It is also at Asgard that Taylor will stage the film’s first stunning setpiece, which culminates in the turning point that sees Thor and Loki form that unlikely partnership. Malekith’s assault on Asgard is staged with impressive clarity, starting from their stealth crossing at the Bi-frost bridge to their aerial attack of Asgard’s defences to their storming of Odin’s palace. There is little doubt Taylor’s experience on the HBO series has placed him in good stead here, and more than previous director Kenneth Branagh, he demonstrates a boldness and imagination to stage the action on a much larger canvas.
That is also a nice segue into the reunion of Thor and Loki, which proves rewarding not just in the witty energetic banter that follows but also in yet another wowing setpiece that has the pair teaming up to outsmart Malekith. There is also crackling tension between them, especially since one knows better from the events of ‘Thor’ and ‘The Avengers’ than to trust the scheming Loki to have abandoned his insatiable thirst for power and position. Unfortunately, Loki doesn’t quite have a place in the nonetheless outstandingly conceived finale set in Greenwich, London; that said, what adrenaline Loki’s return brings to the film is still very much intact by the final showdown rolls around.
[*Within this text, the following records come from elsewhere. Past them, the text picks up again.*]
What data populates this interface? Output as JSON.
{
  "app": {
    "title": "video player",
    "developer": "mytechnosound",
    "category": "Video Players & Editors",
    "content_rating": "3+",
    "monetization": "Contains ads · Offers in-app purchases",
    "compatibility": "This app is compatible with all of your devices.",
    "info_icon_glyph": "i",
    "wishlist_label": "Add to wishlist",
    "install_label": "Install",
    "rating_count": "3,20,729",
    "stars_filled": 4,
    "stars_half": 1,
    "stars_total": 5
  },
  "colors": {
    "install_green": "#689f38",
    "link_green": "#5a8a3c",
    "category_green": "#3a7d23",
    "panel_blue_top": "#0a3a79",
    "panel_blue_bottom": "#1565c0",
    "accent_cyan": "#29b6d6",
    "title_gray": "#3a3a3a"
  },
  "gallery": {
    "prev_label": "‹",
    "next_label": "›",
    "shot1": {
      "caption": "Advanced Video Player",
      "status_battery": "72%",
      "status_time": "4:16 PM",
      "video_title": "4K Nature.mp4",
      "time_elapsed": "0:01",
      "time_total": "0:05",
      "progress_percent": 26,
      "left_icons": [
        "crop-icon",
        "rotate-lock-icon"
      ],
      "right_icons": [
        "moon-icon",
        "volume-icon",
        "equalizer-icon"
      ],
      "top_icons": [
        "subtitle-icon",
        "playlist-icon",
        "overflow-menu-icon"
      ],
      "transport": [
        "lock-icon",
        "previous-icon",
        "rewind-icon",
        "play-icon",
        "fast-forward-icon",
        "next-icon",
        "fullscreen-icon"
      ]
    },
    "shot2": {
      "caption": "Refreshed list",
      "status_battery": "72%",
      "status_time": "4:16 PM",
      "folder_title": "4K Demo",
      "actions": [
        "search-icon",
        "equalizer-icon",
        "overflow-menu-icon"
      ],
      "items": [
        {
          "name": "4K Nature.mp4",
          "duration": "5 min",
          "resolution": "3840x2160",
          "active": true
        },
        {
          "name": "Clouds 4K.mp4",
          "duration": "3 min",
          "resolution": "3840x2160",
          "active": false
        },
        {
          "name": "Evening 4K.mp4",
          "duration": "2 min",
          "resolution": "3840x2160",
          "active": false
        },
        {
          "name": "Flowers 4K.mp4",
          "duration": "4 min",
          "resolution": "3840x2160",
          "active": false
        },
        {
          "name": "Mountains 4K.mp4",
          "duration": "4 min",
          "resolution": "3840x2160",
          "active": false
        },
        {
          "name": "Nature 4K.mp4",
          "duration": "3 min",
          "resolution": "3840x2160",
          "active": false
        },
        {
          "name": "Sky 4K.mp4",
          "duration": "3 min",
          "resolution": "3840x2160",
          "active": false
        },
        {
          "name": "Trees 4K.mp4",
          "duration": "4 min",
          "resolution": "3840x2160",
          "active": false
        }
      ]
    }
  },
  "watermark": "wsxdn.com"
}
Kudos to Taylor for putting up not just a thrilling, but also an extremely fun exercise in physical displacement at the climax, as Thor pursues Malekith across multiple dimensions in the midst of the convergence. Rather than just visual spectacle, there is good tongue-in-cheek fun to be had as the characters appear and disappear from one realm to another without forewarning - and we especially like that one which ends up with Thor taking the Tube three stations from Charing Cross to Greenwich. Unlike Christopher Nolan’s superhero screen incarnations ‘The Dark Knight’ and even ‘Man of Steel’, Marvel has never failed to find humour in the midst of spectacle, and this enormously entertaining finale is a great example of that.
And yet compared to Branagh’s origin story, there is still something lacking in this sequel. For one, the narrative isn’t quite as compelling this time round - especially as Malekith proves quite the underwhelming villain. For another, it lacks the humanity that made its predecessor something more - and by this we mean not just the bond between Thor and Loki, but also that between Thor and Jane. Still, you cannot fault the assuredness of the performances by Chris Hemsworth and Tom Hiddleston, nor for that matter the action, otherworldly grandiosity and occasionally well-placed humour that makes it an overall crowdpleaser - if anything, it proves the Marvel juggernaut continues to be very much in shape, no less evident from a mid-credit and a post-credit scene that will have its fans in rapture.
(Not quite as compelling nor emotionally engaging as its predecessor, this post-Avengers sequel still packs plenty of jaw-dropping action and some well-placed humour to make an entertaining crowd-pleaser)
Review by Gabriel Chong